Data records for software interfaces
· · · · · · ·
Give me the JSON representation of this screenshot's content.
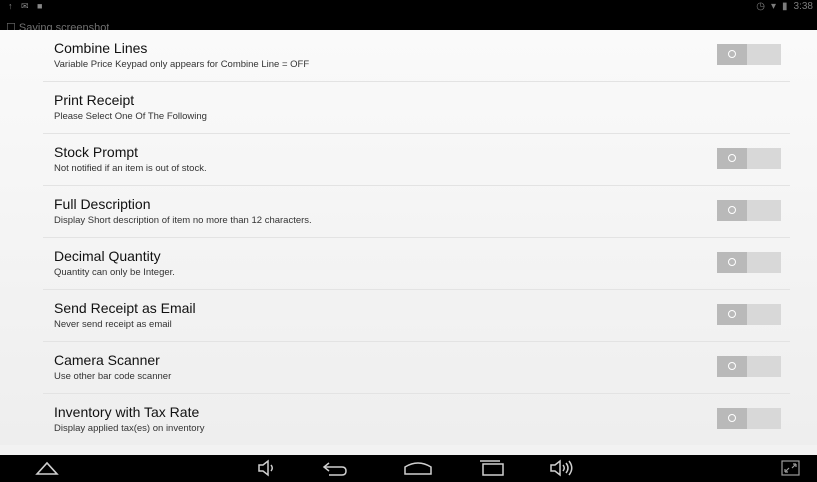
{
  "status_bar": {
    "left_icons": "↑ ✉ ■",
    "notification": "Saving screenshot",
    "time": "3:38"
  },
  "settings": [
    {
      "title": "Combine Lines",
      "subtitle": "Variable Price Keypad only appears for Combine Line = OFF",
      "has_toggle": true,
      "enabled": false
    },
    {
      "title": "Print Receipt",
      "subtitle": "Please Select One Of The Following",
      "has_toggle": false
    },
    {
      "title": "Stock Prompt",
      "subtitle": "Not notified if an item is out of stock.",
      "has_toggle": true,
      "enabled": false
    },
    {
      "title": "Full Description",
      "subtitle": "Display Short description of item no more than 12 characters.",
      "has_toggle": true,
      "enabled": false
    },
    {
      "title": "Decimal Quantity",
      "subtitle": "Quantity can only be Integer.",
      "has_toggle": true,
      "enabled": false
    },
    {
      "title": "Send Receipt as Email",
      "subtitle": "Never send receipt as email",
      "has_toggle": true,
      "enabled": false
    },
    {
      "title": "Camera Scanner",
      "subtitle": "Use other bar code scanner",
      "has_toggle": true,
      "enabled": false
    },
    {
      "title": "Inventory with Tax Rate",
      "subtitle": "Display applied tax(es) on inventory",
      "has_toggle": true,
      "enabled": false
    }
  ],
  "nav_bar": {
    "icons": [
      "collapse-icon",
      "volume-down-icon",
      "back-icon",
      "home-icon",
      "recent-apps-icon",
      "volume-up-icon",
      "fullscreen-icon"
    ]
  },
  "colors": {
    "toggle_track": "#d8d8d8",
    "toggle_thumb": "#b9b9b9",
    "bars": "#000000"
  }
}
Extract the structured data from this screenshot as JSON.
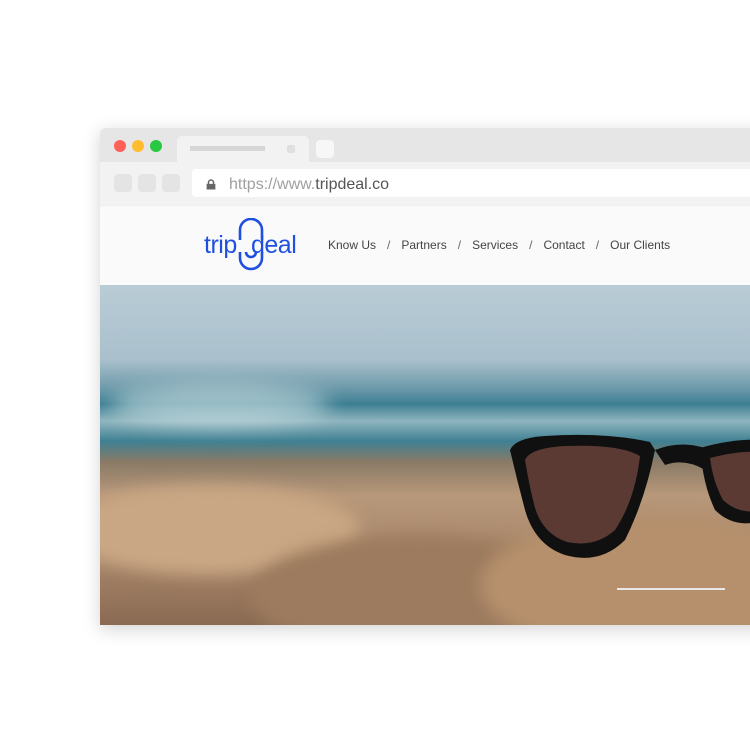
{
  "browser": {
    "url_prefix": "https://www.",
    "url_domain": "tripdeal.co",
    "traffic_lights": [
      "#fe5f57",
      "#febc2e",
      "#28c840"
    ]
  },
  "site": {
    "logo_text": "tripdeal",
    "brand_color": "#1f4fe0",
    "nav": [
      {
        "label": "Know Us"
      },
      {
        "label": "Partners"
      },
      {
        "label": "Services"
      },
      {
        "label": "Contact"
      },
      {
        "label": "Our Clients"
      }
    ],
    "nav_separator": "/"
  },
  "hero": {
    "slider_progress": 0.7
  }
}
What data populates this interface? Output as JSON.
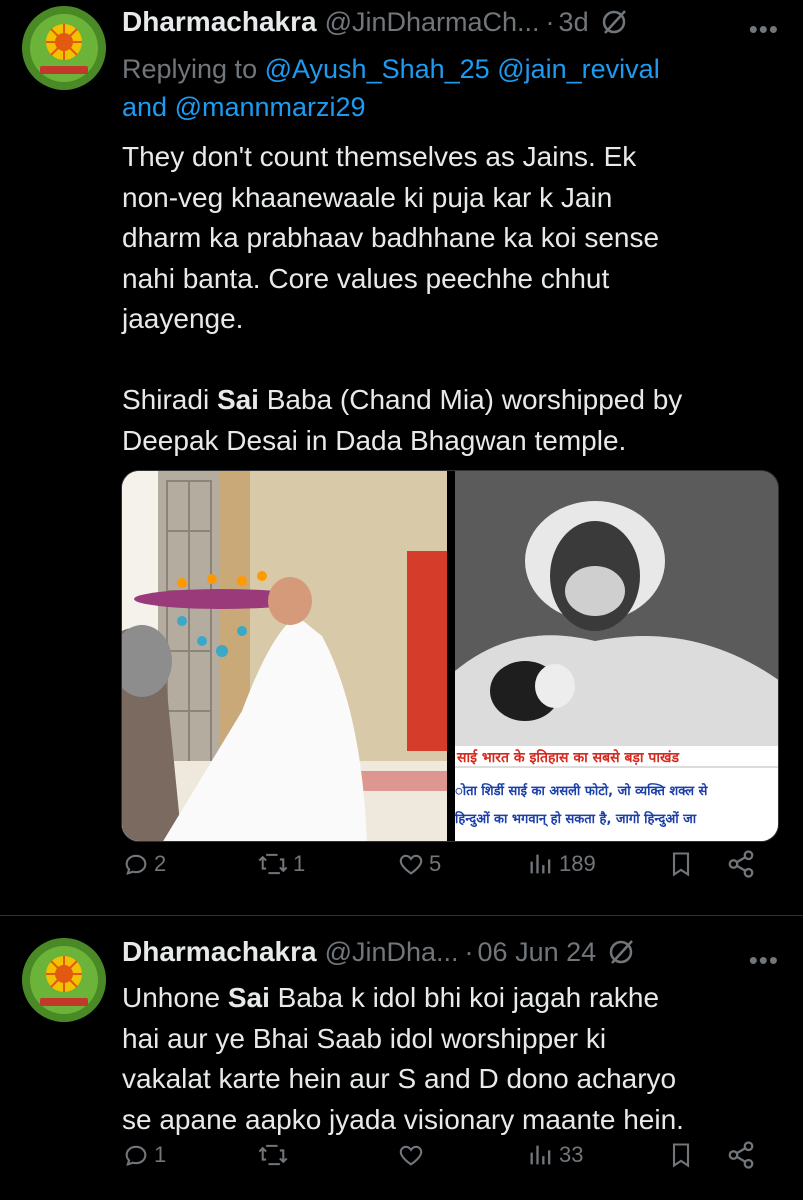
{
  "tweets": [
    {
      "author_name": "Dharmachakra",
      "handle": "@JinDharmaCh...",
      "time": "3d",
      "reply_prefix": "Replying to",
      "reply_to": [
        "@Ayush_Shah_25",
        "@jain_revival"
      ],
      "reply_and": "and",
      "reply_to_last": "@mannmarzi29",
      "text_part1": "They don't count themselves as Jains. Ek\nnon-veg khaanewaale ki puja kar k Jain\ndharm ka prabhaav badhhane ka koi sense\nnahi banta. Core values peechhe chhut\njaayenge.\n\nShiradi ",
      "text_bold": "Sai",
      "text_part2": " Baba (Chand Mia) worshipped by\nDeepak Desai in Dada Bhagwan temple.",
      "image_caption_line1": "साई भारत के इतिहास का सबसे बड़ा पाखंड",
      "image_caption_line2": "ोता शिर्डी साई का असली फोटो, जो व्यक्ति शक्ल से",
      "image_caption_line3": "हिन्दुओं का भगवान् हो सकता है, जागो हिन्दुओं जा",
      "replies": "2",
      "reposts": "1",
      "likes": "5",
      "views": "189"
    },
    {
      "author_name": "Dharmachakra",
      "handle": "@JinDha...",
      "time": "06 Jun 24",
      "text_part1": "Unhone ",
      "text_bold": "Sai",
      "text_part2": " Baba k idol bhi koi jagah rakhe\nhai aur ye Bhai Saab idol worshipper ki\nvakalat karte hein aur S and D dono acharyo\nse apane aapko jyada visionary maante hein.",
      "replies": "1",
      "reposts": "",
      "likes": "",
      "views": "33"
    }
  ],
  "colors": {
    "background": "#000000",
    "text": "#e7e9ea",
    "muted": "#71767b",
    "link": "#1d9bf0",
    "divider": "#2f3336"
  },
  "icons": [
    "reply-icon",
    "repost-icon",
    "like-icon",
    "views-icon",
    "bookmark-icon",
    "share-icon",
    "grok-icon",
    "more-icon"
  ]
}
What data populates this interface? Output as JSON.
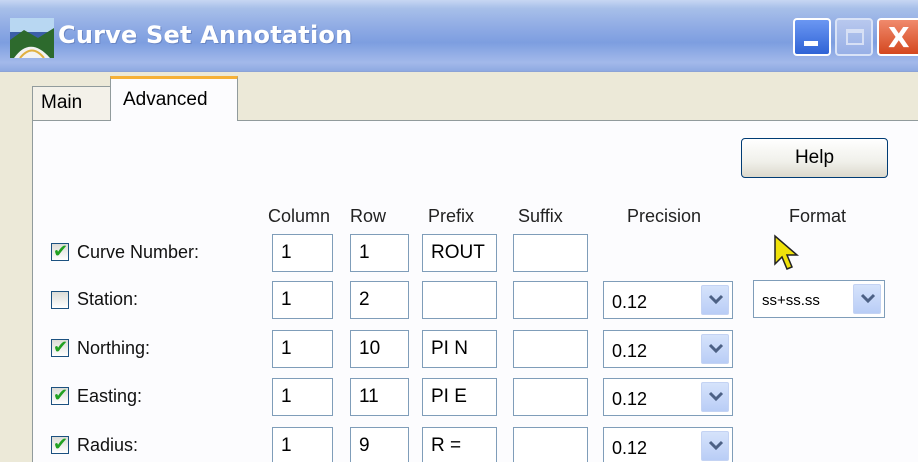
{
  "window": {
    "title": "Curve Set Annotation",
    "icon": "curve-set-app-icon"
  },
  "titlebar": {
    "buttons": [
      {
        "name": "minimize",
        "icon": "minimize-icon"
      },
      {
        "name": "maximize",
        "icon": "maximize-icon"
      },
      {
        "name": "close",
        "icon": "close-icon",
        "glyph": "X"
      }
    ]
  },
  "tabs": [
    {
      "label": "Main",
      "active": false
    },
    {
      "label": "Advanced",
      "active": true
    }
  ],
  "help_label": "Help",
  "columns": {
    "column": "Column",
    "row": "Row",
    "prefix": "Prefix",
    "suffix": "Suffix",
    "precision": "Precision",
    "format": "Format"
  },
  "rows": [
    {
      "label": "Curve Number:",
      "checked": true,
      "column": "1",
      "row": "1",
      "prefix": "ROUT",
      "suffix": "",
      "precision": null
    },
    {
      "label": "Station:",
      "checked": false,
      "column": "1",
      "row": "2",
      "prefix": "",
      "suffix": "",
      "precision": "0.12",
      "format": "ss+ss.ss"
    },
    {
      "label": "Northing:",
      "checked": true,
      "column": "1",
      "row": "10",
      "prefix": "PI N",
      "suffix": "",
      "precision": "0.12"
    },
    {
      "label": "Easting:",
      "checked": true,
      "column": "1",
      "row": "11",
      "prefix": "PI E",
      "suffix": "",
      "precision": "0.12"
    },
    {
      "label": "Radius:",
      "checked": true,
      "column": "1",
      "row": "9",
      "prefix": "R =",
      "suffix": "",
      "precision": "0.12"
    }
  ],
  "colors": {
    "titlebar": "#8eaae4",
    "active_tab_accent": "#f6b138",
    "checkmark": "#21a121",
    "close_button": "#d4471f",
    "field_border": "#7f9db9"
  },
  "cursor_icon": "arrow-cursor-icon"
}
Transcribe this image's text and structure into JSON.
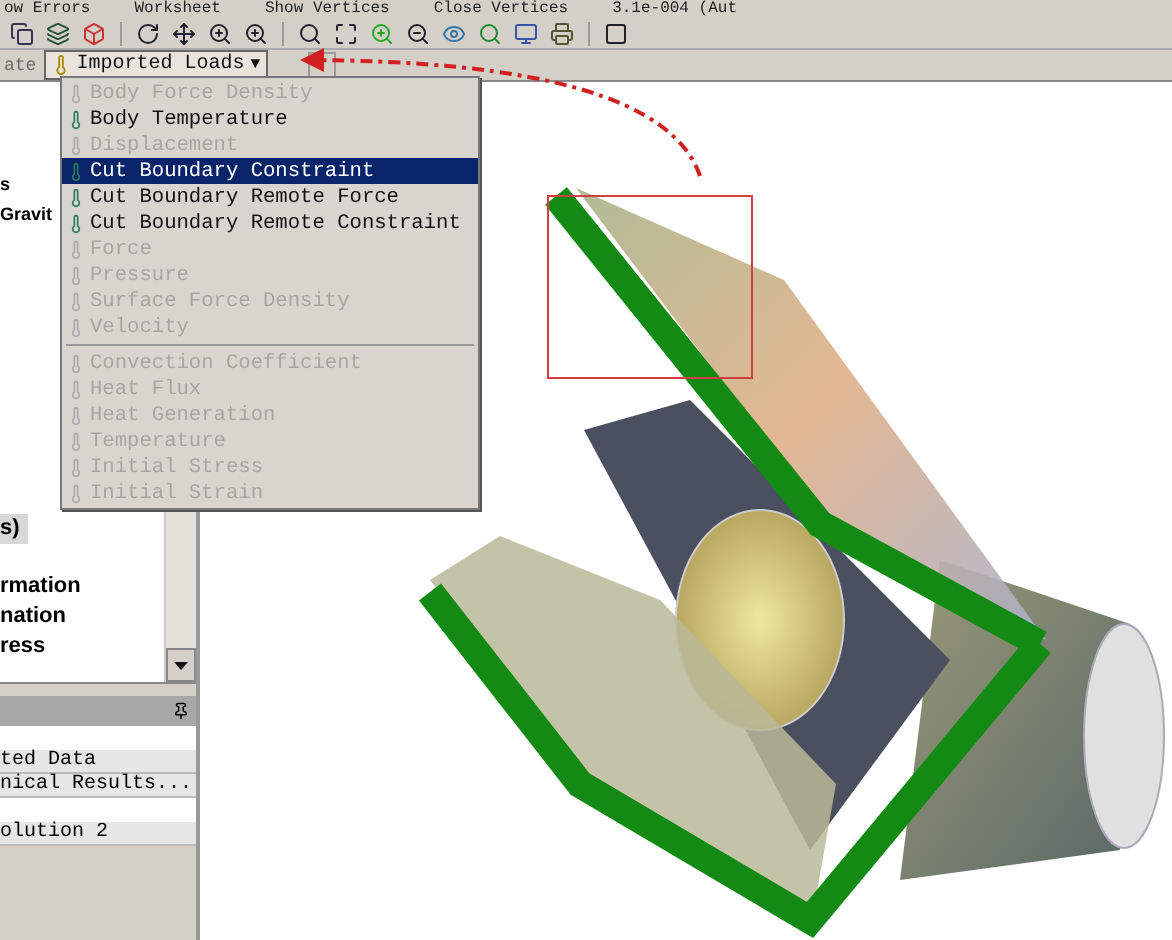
{
  "top_toolbar": {
    "items": [
      "ow Errors",
      "Worksheet",
      "Show Vertices",
      "Close Vertices",
      "3.1e-004 (Aut"
    ]
  },
  "tab_strip": {
    "left_tab": "ate",
    "dropdown": {
      "label": "Imported Loads",
      "caret": "▼",
      "expanded": true
    }
  },
  "menu": {
    "sections": [
      [
        {
          "label": "Body Force Density",
          "disabled": true,
          "selected": false
        },
        {
          "label": "Body Temperature",
          "disabled": false,
          "selected": false
        },
        {
          "label": "Displacement",
          "disabled": true,
          "selected": false
        },
        {
          "label": "Cut Boundary Constraint",
          "disabled": false,
          "selected": true
        },
        {
          "label": "Cut Boundary Remote Force",
          "disabled": false,
          "selected": false
        },
        {
          "label": "Cut Boundary Remote Constraint",
          "disabled": false,
          "selected": false
        },
        {
          "label": "Force",
          "disabled": true,
          "selected": false
        },
        {
          "label": "Pressure",
          "disabled": true,
          "selected": false
        },
        {
          "label": "Surface Force Density",
          "disabled": true,
          "selected": false
        },
        {
          "label": "Velocity",
          "disabled": true,
          "selected": false
        }
      ],
      [
        {
          "label": "Convection Coefficient",
          "disabled": true,
          "selected": false
        },
        {
          "label": "Heat Flux",
          "disabled": true,
          "selected": false
        },
        {
          "label": "Heat Generation",
          "disabled": true,
          "selected": false
        },
        {
          "label": "Temperature",
          "disabled": true,
          "selected": false
        },
        {
          "label": "Initial Stress",
          "disabled": true,
          "selected": false
        },
        {
          "label": "Initial Strain",
          "disabled": true,
          "selected": false
        }
      ]
    ]
  },
  "tree": {
    "upper": [
      {
        "label": "s",
        "selected": false
      },
      {
        "label": "Gravit",
        "selected": false
      }
    ],
    "lower": [
      {
        "label": "s)",
        "selected": true
      },
      {
        "label": "rmation",
        "selected": false
      },
      {
        "label": "nation",
        "selected": false
      },
      {
        "label": "ress",
        "selected": false
      }
    ]
  },
  "details": {
    "rows": [
      {
        "label": "ted Data"
      },
      {
        "label": "nical Results..."
      },
      {
        "label": "olution 2"
      }
    ]
  }
}
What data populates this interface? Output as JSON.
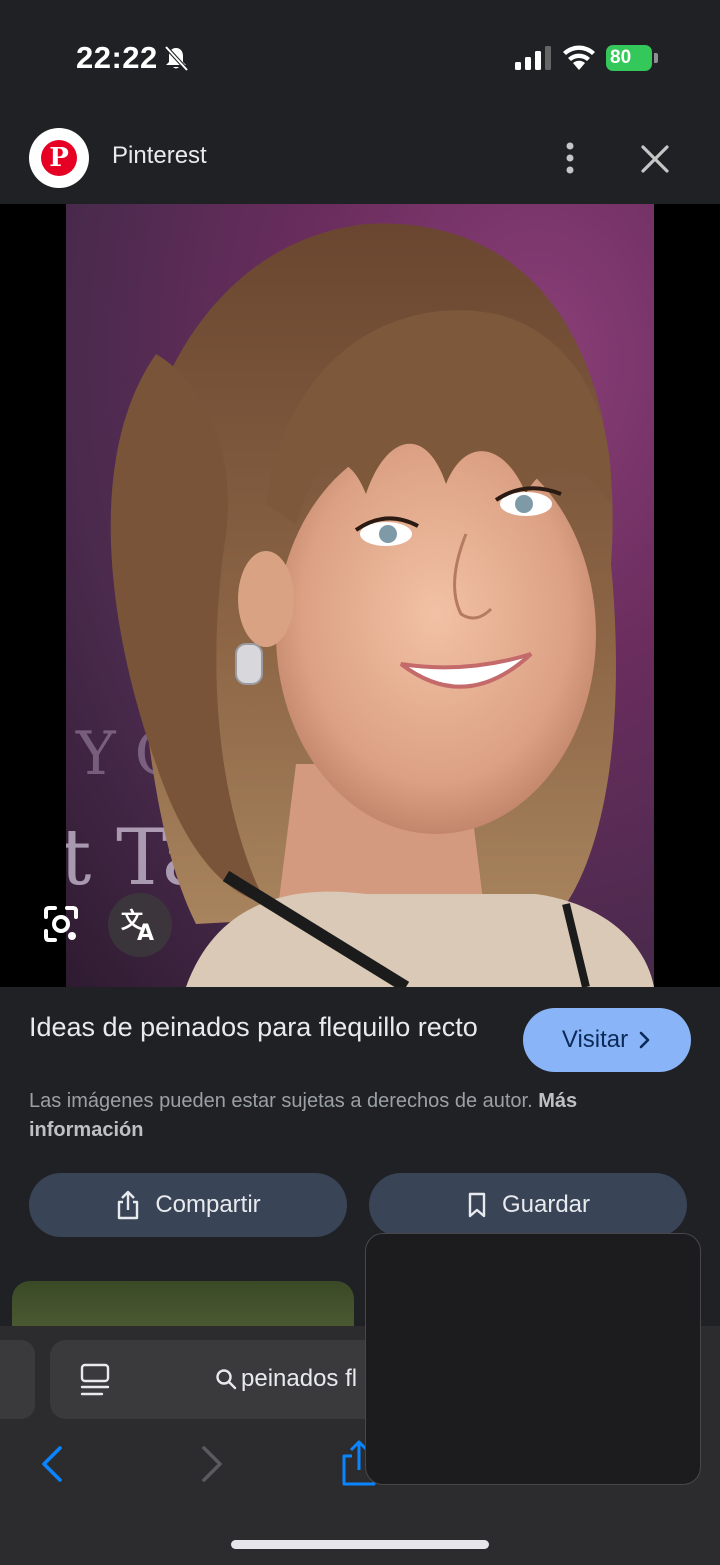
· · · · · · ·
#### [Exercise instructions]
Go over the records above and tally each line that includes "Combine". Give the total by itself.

#### [Response area]
2